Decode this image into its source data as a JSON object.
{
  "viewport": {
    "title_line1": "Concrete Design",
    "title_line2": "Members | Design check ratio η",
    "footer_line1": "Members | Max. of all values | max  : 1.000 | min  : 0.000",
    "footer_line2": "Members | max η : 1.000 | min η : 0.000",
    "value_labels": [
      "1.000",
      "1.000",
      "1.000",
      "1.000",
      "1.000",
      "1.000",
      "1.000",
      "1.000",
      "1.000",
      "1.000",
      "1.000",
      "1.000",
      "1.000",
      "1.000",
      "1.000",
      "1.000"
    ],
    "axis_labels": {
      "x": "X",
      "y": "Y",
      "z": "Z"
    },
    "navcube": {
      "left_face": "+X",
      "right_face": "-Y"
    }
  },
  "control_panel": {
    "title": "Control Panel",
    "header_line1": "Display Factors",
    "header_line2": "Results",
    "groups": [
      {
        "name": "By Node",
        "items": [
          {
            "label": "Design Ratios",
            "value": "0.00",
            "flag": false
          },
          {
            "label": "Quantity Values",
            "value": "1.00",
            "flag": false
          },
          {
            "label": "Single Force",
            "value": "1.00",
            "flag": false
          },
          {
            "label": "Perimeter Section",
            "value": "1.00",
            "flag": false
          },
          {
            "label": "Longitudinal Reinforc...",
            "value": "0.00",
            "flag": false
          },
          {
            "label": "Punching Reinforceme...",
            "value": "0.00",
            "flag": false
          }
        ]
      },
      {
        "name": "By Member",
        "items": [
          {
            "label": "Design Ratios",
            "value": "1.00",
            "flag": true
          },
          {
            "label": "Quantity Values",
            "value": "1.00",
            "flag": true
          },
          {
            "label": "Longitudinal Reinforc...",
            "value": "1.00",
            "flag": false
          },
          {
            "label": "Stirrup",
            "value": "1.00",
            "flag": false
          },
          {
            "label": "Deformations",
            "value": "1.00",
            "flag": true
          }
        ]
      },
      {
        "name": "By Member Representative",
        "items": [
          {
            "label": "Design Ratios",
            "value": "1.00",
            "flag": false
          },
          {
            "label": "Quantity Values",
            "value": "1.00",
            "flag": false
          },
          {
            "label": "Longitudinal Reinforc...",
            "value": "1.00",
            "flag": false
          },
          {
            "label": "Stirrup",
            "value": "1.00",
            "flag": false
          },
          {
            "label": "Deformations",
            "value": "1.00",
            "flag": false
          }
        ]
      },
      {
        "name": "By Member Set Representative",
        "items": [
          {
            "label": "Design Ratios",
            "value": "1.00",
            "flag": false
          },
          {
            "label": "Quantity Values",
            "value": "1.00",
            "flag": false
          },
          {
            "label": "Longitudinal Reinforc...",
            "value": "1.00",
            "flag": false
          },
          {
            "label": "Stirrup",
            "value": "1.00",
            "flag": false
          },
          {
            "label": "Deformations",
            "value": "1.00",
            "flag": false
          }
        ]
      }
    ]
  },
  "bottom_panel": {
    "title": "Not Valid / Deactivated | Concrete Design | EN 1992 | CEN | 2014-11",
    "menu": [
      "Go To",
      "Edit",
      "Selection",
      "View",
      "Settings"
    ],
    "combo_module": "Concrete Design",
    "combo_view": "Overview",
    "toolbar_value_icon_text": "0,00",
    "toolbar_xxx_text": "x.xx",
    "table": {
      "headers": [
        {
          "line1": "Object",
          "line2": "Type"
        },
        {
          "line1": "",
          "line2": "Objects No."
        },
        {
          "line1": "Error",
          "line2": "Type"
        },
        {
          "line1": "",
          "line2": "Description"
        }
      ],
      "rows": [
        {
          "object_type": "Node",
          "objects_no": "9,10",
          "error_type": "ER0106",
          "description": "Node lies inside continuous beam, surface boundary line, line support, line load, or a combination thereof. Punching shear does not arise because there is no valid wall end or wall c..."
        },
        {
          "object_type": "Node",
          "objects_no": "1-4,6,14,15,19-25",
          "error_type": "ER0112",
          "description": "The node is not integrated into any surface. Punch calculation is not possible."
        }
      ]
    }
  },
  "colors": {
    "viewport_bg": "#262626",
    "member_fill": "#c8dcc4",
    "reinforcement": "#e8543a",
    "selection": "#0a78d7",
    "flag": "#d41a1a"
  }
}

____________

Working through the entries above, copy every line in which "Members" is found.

#### SOLUTION BELOW
    "title_line2": "Members | Design check ratio η",
    "footer_line1": "Members | Max. of all values | max  : 1.000 | min  : 0.000",
    "footer_line2": "Members | max η : 1.000 | min η : 0.000",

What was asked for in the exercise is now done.